— Directions for this task —
Output only how many lines below contain "type".

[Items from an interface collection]
● ● ● ● ●

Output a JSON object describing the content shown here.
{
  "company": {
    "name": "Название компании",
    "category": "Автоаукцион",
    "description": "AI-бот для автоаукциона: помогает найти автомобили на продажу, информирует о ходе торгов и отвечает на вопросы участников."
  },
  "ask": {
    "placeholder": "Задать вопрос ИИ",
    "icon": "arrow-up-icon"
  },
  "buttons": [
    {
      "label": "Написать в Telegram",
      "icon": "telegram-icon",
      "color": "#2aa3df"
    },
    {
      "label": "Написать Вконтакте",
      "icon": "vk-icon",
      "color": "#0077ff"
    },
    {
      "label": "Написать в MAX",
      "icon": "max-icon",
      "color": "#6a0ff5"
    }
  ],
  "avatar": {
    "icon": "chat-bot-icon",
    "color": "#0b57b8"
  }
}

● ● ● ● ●

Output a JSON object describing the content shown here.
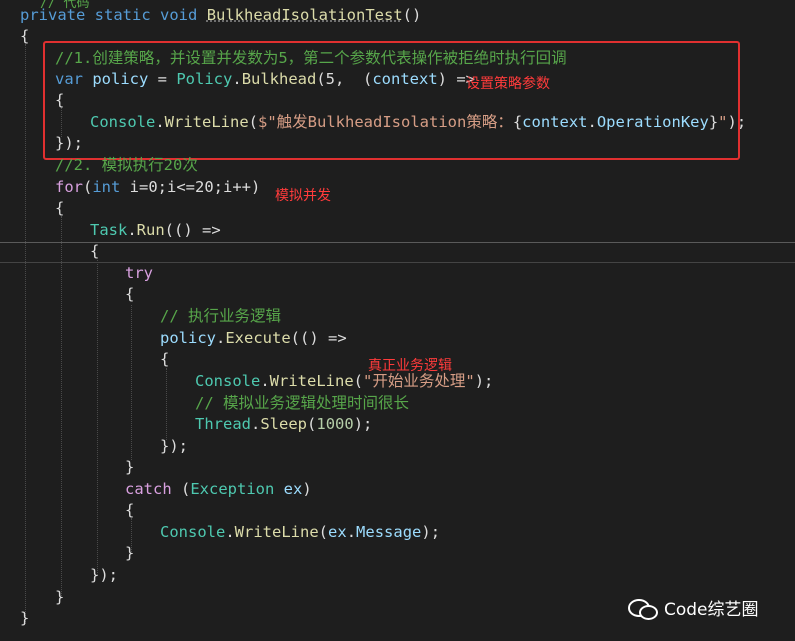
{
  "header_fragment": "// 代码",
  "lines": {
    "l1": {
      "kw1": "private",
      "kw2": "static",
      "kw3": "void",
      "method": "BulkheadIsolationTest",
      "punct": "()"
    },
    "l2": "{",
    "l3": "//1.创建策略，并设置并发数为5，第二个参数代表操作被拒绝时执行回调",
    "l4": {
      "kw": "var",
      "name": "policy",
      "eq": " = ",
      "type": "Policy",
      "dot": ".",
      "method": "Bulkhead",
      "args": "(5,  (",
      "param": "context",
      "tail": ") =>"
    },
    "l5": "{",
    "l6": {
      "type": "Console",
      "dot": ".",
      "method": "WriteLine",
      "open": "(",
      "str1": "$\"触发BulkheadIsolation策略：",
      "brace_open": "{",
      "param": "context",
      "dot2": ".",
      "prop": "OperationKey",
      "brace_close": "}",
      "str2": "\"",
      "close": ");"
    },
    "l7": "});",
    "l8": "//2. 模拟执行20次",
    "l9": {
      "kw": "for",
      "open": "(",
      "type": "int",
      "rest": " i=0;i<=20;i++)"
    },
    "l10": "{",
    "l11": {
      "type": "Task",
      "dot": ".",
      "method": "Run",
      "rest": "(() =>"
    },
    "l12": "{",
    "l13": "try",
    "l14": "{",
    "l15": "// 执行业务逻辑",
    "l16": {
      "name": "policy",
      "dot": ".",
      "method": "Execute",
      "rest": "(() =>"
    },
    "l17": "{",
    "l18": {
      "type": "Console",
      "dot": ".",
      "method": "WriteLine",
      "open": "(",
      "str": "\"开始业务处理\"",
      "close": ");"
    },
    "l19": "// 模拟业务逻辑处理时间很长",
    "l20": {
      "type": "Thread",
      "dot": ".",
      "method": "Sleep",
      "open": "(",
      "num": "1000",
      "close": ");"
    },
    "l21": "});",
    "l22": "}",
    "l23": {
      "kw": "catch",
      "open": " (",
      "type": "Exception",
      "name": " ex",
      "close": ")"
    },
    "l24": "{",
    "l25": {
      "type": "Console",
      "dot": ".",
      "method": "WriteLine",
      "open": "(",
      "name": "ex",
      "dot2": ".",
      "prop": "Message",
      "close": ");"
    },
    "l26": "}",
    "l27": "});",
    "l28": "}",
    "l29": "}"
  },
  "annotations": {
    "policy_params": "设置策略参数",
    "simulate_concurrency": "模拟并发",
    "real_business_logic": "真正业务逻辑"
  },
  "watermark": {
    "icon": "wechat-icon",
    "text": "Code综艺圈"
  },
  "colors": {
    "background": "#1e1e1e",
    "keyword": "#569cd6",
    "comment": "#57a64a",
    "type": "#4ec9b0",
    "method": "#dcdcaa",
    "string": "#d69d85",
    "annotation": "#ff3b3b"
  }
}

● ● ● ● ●

— Exercise solution —
9